Your goal: Show, from the entries below, every line in which "Technologies" appears.

[Information given]

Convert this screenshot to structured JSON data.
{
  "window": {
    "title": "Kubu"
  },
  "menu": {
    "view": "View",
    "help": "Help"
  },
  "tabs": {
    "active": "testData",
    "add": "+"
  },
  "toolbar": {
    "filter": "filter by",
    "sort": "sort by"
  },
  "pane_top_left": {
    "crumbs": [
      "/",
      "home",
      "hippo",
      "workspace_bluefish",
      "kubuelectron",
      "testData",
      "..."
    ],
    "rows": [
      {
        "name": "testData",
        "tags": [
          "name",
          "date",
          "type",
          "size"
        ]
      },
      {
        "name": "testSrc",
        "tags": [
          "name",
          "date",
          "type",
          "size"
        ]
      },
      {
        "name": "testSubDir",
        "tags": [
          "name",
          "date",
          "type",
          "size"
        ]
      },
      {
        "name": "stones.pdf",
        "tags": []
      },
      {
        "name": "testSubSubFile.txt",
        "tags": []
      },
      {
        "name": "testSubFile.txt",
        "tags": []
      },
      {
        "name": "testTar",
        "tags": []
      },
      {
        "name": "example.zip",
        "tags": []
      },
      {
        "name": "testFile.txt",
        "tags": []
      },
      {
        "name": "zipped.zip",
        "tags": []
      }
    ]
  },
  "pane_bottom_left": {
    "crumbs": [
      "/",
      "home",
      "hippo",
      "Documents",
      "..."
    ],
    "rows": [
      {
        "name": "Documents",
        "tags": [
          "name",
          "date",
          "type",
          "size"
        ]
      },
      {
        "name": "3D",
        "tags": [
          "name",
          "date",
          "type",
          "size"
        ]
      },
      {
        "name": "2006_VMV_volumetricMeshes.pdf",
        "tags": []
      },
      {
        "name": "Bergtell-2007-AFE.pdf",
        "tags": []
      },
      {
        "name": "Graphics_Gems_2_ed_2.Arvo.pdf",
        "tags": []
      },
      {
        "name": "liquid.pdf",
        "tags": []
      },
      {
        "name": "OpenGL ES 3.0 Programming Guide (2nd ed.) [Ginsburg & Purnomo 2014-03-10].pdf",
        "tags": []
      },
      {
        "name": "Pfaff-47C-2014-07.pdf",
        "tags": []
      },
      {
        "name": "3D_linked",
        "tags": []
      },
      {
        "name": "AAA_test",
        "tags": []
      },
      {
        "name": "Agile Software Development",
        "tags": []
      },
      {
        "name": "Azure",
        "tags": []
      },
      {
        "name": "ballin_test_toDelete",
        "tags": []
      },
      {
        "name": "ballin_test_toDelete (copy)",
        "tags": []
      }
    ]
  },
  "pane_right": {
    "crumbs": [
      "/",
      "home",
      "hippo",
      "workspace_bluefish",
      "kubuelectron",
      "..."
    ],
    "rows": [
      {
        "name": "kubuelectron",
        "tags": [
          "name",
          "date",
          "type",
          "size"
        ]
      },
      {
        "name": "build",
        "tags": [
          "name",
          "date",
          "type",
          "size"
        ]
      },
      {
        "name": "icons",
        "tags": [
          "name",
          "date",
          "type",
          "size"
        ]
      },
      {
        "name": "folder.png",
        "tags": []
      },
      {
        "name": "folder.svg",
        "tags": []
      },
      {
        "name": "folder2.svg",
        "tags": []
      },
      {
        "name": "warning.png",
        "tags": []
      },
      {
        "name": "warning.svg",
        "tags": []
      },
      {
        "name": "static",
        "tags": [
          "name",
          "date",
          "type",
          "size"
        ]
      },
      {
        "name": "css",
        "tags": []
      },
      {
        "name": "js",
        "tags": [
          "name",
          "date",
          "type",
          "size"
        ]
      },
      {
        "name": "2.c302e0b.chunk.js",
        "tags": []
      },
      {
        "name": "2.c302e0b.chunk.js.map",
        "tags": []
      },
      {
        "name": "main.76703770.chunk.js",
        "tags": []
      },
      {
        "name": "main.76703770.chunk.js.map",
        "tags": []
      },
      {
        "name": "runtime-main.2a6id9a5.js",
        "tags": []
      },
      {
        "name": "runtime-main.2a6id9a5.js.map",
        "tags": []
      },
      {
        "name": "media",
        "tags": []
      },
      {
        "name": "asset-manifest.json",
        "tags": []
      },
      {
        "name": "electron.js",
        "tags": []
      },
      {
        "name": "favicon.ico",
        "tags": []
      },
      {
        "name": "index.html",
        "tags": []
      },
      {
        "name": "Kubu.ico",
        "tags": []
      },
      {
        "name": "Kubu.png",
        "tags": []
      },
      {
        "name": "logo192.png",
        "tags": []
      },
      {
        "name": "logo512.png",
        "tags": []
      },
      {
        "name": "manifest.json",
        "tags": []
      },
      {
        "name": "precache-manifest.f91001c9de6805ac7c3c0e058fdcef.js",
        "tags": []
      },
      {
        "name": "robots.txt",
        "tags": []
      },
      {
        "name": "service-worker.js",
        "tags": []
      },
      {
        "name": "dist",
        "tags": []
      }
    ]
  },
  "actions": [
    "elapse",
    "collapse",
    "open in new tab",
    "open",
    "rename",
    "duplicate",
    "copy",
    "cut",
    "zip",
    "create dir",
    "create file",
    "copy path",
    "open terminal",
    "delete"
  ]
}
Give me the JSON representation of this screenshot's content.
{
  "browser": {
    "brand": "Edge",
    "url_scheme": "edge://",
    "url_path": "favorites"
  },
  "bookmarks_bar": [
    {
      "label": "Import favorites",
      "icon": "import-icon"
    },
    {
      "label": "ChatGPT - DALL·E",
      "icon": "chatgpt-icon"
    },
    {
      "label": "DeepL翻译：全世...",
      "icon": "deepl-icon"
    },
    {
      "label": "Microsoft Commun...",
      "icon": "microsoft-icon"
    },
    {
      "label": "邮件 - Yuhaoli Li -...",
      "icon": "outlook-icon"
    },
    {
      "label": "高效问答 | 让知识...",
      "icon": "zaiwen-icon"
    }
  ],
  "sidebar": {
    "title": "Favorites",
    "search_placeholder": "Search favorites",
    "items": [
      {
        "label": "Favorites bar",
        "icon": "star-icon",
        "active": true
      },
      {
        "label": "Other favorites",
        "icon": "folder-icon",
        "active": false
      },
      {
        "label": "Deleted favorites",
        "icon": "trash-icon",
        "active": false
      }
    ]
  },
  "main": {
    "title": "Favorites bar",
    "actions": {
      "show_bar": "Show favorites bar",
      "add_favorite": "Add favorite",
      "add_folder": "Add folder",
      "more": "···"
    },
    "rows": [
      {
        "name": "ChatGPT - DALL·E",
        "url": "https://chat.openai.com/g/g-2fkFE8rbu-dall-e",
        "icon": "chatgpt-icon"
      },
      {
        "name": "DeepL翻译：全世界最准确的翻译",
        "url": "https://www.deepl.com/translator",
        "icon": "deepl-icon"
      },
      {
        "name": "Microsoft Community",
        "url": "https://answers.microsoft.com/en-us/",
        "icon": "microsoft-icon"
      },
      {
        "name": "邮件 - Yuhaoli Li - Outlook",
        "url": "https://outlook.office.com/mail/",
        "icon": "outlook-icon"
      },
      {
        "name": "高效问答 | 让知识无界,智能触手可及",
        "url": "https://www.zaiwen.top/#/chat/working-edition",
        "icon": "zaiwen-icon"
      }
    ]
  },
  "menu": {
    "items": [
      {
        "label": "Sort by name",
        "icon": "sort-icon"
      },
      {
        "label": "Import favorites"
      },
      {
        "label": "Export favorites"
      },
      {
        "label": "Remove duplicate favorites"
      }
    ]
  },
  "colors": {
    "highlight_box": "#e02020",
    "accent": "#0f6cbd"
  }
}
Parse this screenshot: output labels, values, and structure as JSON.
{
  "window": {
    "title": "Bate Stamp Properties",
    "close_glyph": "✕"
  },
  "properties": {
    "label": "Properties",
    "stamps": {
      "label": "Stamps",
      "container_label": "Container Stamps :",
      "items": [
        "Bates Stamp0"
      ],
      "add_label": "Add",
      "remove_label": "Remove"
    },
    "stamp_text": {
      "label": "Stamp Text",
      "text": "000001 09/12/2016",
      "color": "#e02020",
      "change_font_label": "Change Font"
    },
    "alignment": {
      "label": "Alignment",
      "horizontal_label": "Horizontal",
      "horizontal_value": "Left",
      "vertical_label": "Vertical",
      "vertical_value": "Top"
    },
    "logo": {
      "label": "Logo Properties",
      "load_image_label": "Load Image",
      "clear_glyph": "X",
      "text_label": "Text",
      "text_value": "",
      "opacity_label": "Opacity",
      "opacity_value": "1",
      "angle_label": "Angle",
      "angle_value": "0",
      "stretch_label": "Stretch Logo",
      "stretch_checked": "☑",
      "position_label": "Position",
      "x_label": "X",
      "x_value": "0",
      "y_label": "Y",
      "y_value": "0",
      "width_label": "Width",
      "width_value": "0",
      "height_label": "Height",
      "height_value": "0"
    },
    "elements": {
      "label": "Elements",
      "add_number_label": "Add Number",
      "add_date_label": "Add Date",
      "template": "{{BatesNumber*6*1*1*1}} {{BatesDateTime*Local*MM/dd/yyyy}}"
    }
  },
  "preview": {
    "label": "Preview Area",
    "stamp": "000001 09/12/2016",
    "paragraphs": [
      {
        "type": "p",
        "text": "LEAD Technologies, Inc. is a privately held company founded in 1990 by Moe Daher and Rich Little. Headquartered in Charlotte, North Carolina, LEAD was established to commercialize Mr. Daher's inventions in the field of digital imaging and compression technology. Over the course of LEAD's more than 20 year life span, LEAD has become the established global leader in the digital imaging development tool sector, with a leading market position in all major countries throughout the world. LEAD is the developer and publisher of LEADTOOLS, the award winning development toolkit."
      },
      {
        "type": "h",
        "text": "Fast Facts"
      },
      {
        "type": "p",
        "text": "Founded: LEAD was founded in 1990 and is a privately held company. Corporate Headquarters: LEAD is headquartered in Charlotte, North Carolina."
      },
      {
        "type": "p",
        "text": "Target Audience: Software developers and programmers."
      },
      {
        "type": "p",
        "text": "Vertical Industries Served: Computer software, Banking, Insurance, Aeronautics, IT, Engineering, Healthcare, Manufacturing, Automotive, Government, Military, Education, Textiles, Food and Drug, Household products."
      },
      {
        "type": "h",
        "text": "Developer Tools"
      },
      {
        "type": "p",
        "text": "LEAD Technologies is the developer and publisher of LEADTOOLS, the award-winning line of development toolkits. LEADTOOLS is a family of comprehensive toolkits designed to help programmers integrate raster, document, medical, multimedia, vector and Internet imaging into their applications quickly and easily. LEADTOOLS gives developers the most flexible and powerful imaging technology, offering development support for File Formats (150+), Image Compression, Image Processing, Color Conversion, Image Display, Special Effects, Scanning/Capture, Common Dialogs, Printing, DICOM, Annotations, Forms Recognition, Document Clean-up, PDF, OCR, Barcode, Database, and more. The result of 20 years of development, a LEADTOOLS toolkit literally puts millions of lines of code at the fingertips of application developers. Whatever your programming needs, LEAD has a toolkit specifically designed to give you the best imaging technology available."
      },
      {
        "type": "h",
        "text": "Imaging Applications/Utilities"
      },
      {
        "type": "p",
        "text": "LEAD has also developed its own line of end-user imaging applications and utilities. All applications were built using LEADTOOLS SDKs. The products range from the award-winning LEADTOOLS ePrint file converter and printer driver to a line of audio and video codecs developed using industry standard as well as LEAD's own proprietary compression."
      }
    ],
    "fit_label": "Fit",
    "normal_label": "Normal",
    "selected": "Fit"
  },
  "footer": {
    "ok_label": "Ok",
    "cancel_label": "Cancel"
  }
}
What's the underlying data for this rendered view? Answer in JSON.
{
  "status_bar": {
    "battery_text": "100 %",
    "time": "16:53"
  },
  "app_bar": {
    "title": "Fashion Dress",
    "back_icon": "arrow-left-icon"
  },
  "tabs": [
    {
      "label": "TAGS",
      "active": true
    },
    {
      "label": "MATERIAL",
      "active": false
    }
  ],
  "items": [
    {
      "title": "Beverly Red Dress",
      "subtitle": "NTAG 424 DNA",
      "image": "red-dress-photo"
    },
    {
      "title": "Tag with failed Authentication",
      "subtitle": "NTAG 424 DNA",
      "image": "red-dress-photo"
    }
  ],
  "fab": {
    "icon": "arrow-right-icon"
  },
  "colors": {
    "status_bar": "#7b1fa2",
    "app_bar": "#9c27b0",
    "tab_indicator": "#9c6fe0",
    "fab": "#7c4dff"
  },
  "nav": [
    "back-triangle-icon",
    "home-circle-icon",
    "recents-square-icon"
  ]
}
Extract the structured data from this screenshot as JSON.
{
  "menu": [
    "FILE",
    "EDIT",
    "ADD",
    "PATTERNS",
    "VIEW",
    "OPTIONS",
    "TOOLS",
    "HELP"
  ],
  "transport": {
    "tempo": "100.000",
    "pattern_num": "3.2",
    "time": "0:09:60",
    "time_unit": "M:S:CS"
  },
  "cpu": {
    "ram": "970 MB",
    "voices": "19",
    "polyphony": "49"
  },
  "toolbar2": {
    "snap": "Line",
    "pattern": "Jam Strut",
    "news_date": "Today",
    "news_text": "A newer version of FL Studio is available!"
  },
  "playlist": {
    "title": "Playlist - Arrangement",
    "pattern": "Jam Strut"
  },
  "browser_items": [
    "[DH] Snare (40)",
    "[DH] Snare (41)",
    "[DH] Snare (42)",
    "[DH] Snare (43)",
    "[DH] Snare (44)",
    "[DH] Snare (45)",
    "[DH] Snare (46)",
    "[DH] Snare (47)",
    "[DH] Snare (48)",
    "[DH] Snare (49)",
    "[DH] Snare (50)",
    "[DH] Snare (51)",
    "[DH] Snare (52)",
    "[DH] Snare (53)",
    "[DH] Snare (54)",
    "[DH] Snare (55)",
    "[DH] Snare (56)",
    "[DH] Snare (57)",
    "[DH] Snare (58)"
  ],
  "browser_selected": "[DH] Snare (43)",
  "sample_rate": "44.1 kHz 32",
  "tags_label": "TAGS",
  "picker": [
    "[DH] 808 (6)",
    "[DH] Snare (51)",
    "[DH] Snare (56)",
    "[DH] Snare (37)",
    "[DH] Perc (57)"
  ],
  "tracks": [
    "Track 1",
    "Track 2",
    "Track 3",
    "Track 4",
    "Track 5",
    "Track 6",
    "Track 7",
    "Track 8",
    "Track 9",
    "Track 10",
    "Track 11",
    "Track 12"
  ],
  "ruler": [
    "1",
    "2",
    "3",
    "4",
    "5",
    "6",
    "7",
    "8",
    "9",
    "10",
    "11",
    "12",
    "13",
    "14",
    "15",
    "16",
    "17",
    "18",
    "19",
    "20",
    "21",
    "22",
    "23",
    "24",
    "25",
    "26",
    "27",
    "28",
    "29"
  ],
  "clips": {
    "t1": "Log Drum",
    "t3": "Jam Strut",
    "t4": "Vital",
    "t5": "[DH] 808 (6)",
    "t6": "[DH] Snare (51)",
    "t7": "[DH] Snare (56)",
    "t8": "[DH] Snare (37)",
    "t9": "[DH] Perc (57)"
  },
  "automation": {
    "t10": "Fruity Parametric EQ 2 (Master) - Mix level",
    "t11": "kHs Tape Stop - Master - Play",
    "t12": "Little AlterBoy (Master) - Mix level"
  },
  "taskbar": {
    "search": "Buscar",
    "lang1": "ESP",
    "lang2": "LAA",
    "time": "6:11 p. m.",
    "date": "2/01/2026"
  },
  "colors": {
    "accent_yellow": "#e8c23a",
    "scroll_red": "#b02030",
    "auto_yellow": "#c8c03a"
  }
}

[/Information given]

Answer to this task:
        "text": "LEAD Technologies, Inc. is a privately held company founded in 1990 by Moe Daher and Rich Little. Headquartered in Charlotte, North Carolina, LEAD was established to commercialize Mr. Daher's inventions in the field of digital imaging and compression technology. Over the course of LEAD's more than 20 year life span, LEAD has become the established global leader in the digital imaging development tool sector, with a leading market position in all major countries throughout the world. LEAD is the developer and publisher of LEADTOOLS, the award winning development toolkit."
        "text": "LEAD Technologies is the developer and publisher of LEADTOOLS, the award-winning line of development toolkits. LEADTOOLS is a family of comprehensive toolkits designed to help programmers integrate raster, document, medical, multimedia, vector and Internet imaging into their applications quickly and easily. LEADTOOLS gives developers the most flexible and powerful imaging technology, offering development support for File Formats (150+), Image Compression, Image Processing, Color Conversion, Image Display, Special Effects, Scanning/Capture, Common Dialogs, Printing, DICOM, Annotations, Forms Recognition, Document Clean-up, PDF, OCR, Barcode, Database, and more. The result of 20 years of development, a LEADTOOLS toolkit literally puts millions of lines of code at the fingertips of application developers. Whatever your programming needs, LEAD has a toolkit specifically designed to give you the best imaging technology available."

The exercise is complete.